Balance is a Big, Big Deal
One of the worst problems we folks who run into zera l'vatoloh problems have (in my opinion) is the raising of issues that are fine details of yiddishkeit to the level of ikkarei ha'emunah/de'oraisah's. Many of us focus so much on mikvah and kavonos that we get lost in our own little isolated worlds of "avodah". I know I did. I was so busy with p'ratim of t'shuva and kavonoh that I was able to gloss over the fact that I was regularly using schmutz and engaging in horrible hirhur aveiro and behavior. I was clearly playing into the hands of the Yetzer Hara. I do not believe that much of what's dealt with in s'forim such as "Shomrei Emunim" (the one by R'A. Rottah) and Yesod Yosef are dealing with modern-type "chot'im", but with people who have temptations or were oiver a few times in some z'nus or z"l. My friends are Americans who are submerged in a culture of znus and who's track record is habitual and chronic. That's why I consider those s'forim obstructive to recovery (even for me b"H sober for a while) and do not use them, at all.
Perhaps this will explain why a bit more clearly:
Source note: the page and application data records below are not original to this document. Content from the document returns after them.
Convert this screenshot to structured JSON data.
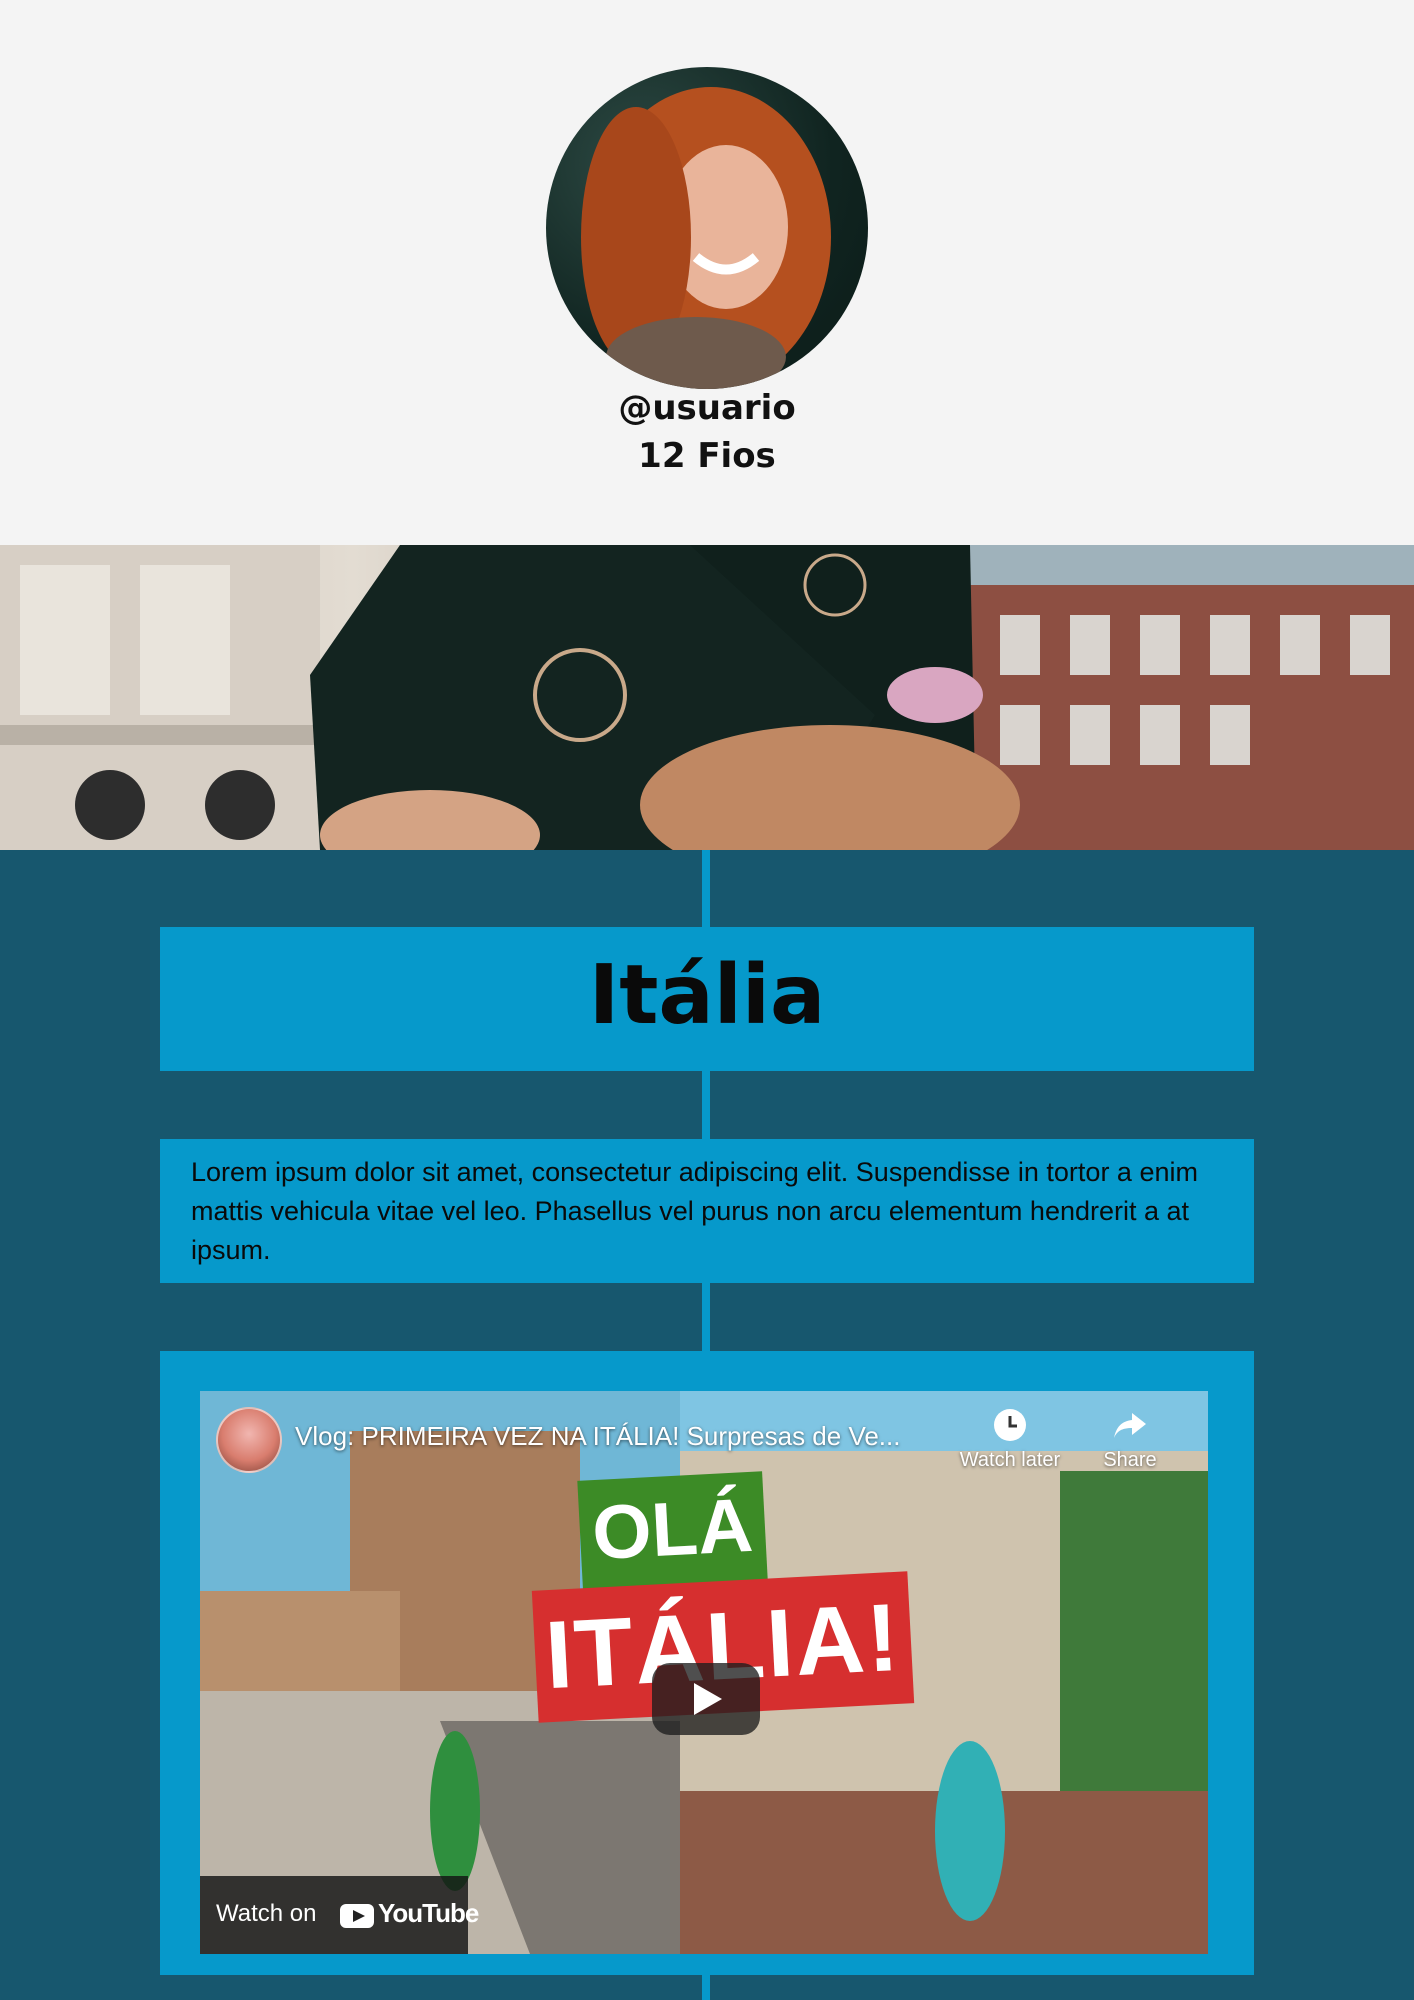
{
  "profile": {
    "handle": "@usuario",
    "thread_count": "12 Fios"
  },
  "timeline": {
    "title": "Itália",
    "description": "Lorem ipsum dolor sit amet, consectetur adipiscing elit. Suspendisse in tortor a enim mattis vehicula vitae vel leo. Phasellus vel purus non arcu elementum hendrerit a at ipsum.",
    "video": {
      "title": "Vlog: PRIMEIRA VEZ NA ITÁLIA! Surpresas de Ve...",
      "watch_later_label": "Watch later",
      "share_label": "Share",
      "watch_on_label": "Watch on",
      "youtube_label": "YouTube",
      "thumb_line1": "OLÁ",
      "thumb_line2": "ITÁLIA!"
    }
  },
  "colors": {
    "page_bg": "#f4f4f4",
    "timeline_bg": "#17576e",
    "card_bg": "#0699cb",
    "thumb_green": "#3c8b26",
    "thumb_red": "#d62f2f"
  }
}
I sincerely believe that replacing a focus on the simple basics of derech eretz with an emotional focus on higher madreigos of tahara and yir'ah is a common and ugly mishega'as that explains why many of us get nowhere for so long. Y'ravam ben nevat was a "shokul" - knew 129? pirushim in Toras Kohanim (not sure of the exact # - check Yalkut on that), but destroyed Klal Yisroel in avodah zara, at the same time. He balanced himself in dinei Shomayim - he thought. (Apparently it worked to some extent as Hashem invited him to walk with Him and Dovid haMelech in gan eiden if he'd just clean up his act. He never invited me!) I think that the "shokul" is a similar phenomenon to the addict who balances his tremendous guilt with intermittent and intense "teshuva" and with a few practices that involve "mesiras nefesh". It didn't work for me - except to perpetuate the problem and to poison my perception of my relationship with Hashem to a wild pendulum. Either crisis and agony (Take me back Tatty!!) or depression and ecstasy (You took me back yay!! We are soooo close!)... Have you witnessed this endless cycle?
Since getting sober, things are returning to some even-keeled perspective, b"H. Balance is a big, big deal. And the basics are everything for me, when I'm doing OK.